Tropical Storm Colin weakened after bringing rain and winds to the Carolinas on Saturday, with conditions expected to improve by July Fourth.
The storm formed near the South Carolina coast about 50 miles southwest of Myrtle beach, the National Hurricane Center said in a advisory early Saturday.
By late Saturday night, Colin had weakened into a tropical depression and forecasters discontinued the tropical storm warning that had been in effect for parts of the North Carolina coast.
At 11 p.m. Saturday, the storm’s center was about 15 miles north of Wilmington, North Carolina, with maximum sustained winds of 35 mph.

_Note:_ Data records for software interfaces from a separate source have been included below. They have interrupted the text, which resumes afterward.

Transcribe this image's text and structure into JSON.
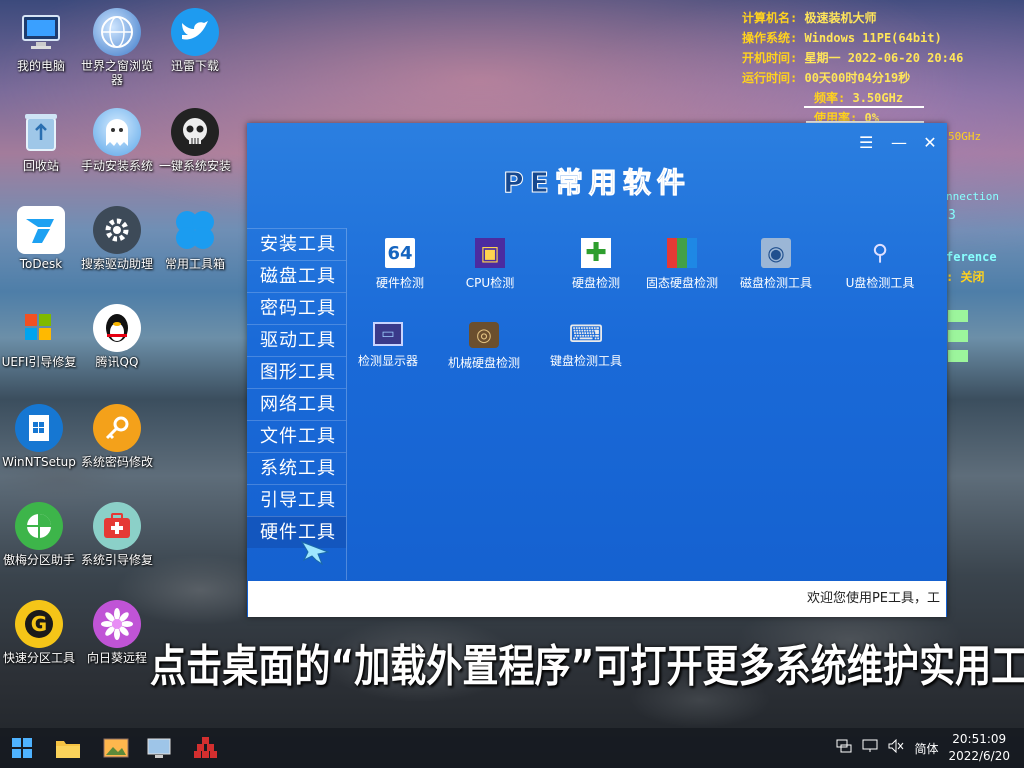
{
  "desktop": {
    "icons": [
      {
        "label": "我的电脑",
        "icon": "computer-icon"
      },
      {
        "label": "世界之窗浏览器",
        "icon": "browser-globe-icon"
      },
      {
        "label": "迅雷下载",
        "icon": "thunder-bird-icon"
      },
      {
        "label": "回收站",
        "icon": "recycle-bin-icon"
      },
      {
        "label": "手动安装系统",
        "icon": "ghost-icon"
      },
      {
        "label": "一键系统安装",
        "icon": "ghost-skull-icon"
      },
      {
        "label": "ToDesk",
        "icon": "todesk-icon"
      },
      {
        "label": "搜索驱动助理",
        "icon": "gear-icon"
      },
      {
        "label": "常用工具箱",
        "icon": "clover-icon"
      },
      {
        "label": "UEFI引导修复",
        "icon": "windows-flag-icon"
      },
      {
        "label": "腾讯QQ",
        "icon": "qq-penguin-icon"
      },
      {
        "label": "WinNTSetup",
        "icon": "winntsetup-icon"
      },
      {
        "label": "系统密码修改",
        "icon": "key-icon"
      },
      {
        "label": "傲梅分区助手",
        "icon": "partition-icon"
      },
      {
        "label": "系统引导修复",
        "icon": "first-aid-icon"
      },
      {
        "label": "快速分区工具",
        "icon": "g-partition-icon"
      },
      {
        "label": "向日葵远程",
        "icon": "sunflower-icon"
      }
    ]
  },
  "sysinfo": {
    "computer_name_label": "计算机名:",
    "computer_name": "极速装机大师",
    "os_label": "操作系统:",
    "os": "Windows 11PE(64bit)",
    "boot_time_label": "开机时间:",
    "boot_time": "星期一 2022-06-20 20:46",
    "uptime_label": "运行时间:",
    "uptime": "00天00时04分19秒",
    "freq_label": "频率:",
    "freq": "3.50GHz",
    "usage_label": "使用率:",
    "usage": "0%",
    "frag_ghz": "50GHz",
    "frag_connection": "nnection",
    "frag_3": "3",
    "frag_ference": "ference",
    "frag_close": ": 关闭"
  },
  "pe_window": {
    "title": "PE常用软件",
    "controls": {
      "menu": "☰",
      "minimize": "—",
      "close": "✕"
    },
    "sidebar": [
      "安装工具",
      "磁盘工具",
      "密码工具",
      "驱动工具",
      "图形工具",
      "网络工具",
      "文件工具",
      "系统工具",
      "引导工具",
      "硬件工具"
    ],
    "active_index": 9,
    "tools": [
      {
        "label": "硬件检测",
        "icon": "64-icon",
        "glyph": "64"
      },
      {
        "label": "CPU检测",
        "icon": "cpu-chip-icon",
        "glyph": "▣"
      },
      {
        "label": "硬盘检测",
        "icon": "green-cross-icon",
        "glyph": "✚"
      },
      {
        "label": "固态硬盘检测",
        "icon": "ssd-color-icon",
        "glyph": "▦"
      },
      {
        "label": "磁盘检测工具",
        "icon": "disk-scan-icon",
        "glyph": "◉"
      },
      {
        "label": "U盘检测工具",
        "icon": "usb-magnifier-icon",
        "glyph": "⚲"
      },
      {
        "label": "检测显示器",
        "icon": "monitor-icon",
        "glyph": "▭"
      },
      {
        "label": "机械硬盘检测",
        "icon": "hdd-icon",
        "glyph": "◎"
      },
      {
        "label": "键盘检测工具",
        "icon": "keyboard-icon",
        "glyph": "⌨"
      }
    ],
    "status": "欢迎您使用PE工具，工"
  },
  "banner": "点击桌面的“加载外置程序”可打开更多系统维护实用工具",
  "taskbar": {
    "ime": "简体",
    "time": "20:51:09",
    "date": "2022/6/20"
  }
}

It was moving northeast at 7 mph.
The storm is dissipate completely by Sunday night or Monday morning.
The storm formed hours after Tropical Storm Bonnie made landfall in Nicaragua, bringing the threat of flooding from heavy rain.
Bonnie came ashore late Friday on the Central American country's Caribbean coast about 75 miles south of Bluefields, the National Hurricane Center said.
Forecasters warned of the danger of significant flooding, with rains of up to 8 inches and even more in isolated places.
Authorities in Bluefields said they set up 50 temporary shelters before the storm arrived, and many of its 57,000 residents nailed boards over their windows.